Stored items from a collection
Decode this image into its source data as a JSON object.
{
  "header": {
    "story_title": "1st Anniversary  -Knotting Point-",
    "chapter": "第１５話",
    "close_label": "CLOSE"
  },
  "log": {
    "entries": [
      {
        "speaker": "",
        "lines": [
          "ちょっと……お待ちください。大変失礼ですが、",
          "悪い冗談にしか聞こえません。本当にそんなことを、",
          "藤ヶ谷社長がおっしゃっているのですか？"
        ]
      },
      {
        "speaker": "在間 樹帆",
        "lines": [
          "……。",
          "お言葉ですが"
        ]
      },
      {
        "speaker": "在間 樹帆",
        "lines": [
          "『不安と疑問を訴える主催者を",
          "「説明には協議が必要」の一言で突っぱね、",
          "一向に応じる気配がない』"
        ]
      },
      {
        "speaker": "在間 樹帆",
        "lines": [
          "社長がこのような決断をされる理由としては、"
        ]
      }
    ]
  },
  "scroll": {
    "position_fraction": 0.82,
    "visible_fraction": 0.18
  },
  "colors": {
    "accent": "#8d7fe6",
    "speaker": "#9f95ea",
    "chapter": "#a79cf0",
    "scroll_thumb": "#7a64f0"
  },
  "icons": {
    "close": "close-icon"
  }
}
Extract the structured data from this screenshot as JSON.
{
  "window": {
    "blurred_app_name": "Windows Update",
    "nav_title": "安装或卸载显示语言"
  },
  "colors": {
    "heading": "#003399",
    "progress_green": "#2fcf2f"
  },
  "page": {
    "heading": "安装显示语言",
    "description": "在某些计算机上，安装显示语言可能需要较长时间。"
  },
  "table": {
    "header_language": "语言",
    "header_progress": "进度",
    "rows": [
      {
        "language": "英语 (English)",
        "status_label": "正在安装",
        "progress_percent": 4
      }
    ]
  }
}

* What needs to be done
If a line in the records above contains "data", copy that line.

* Task solution
Decode this image into its source data as a JSON object.
Extract the structured data from this screenshot as JSON.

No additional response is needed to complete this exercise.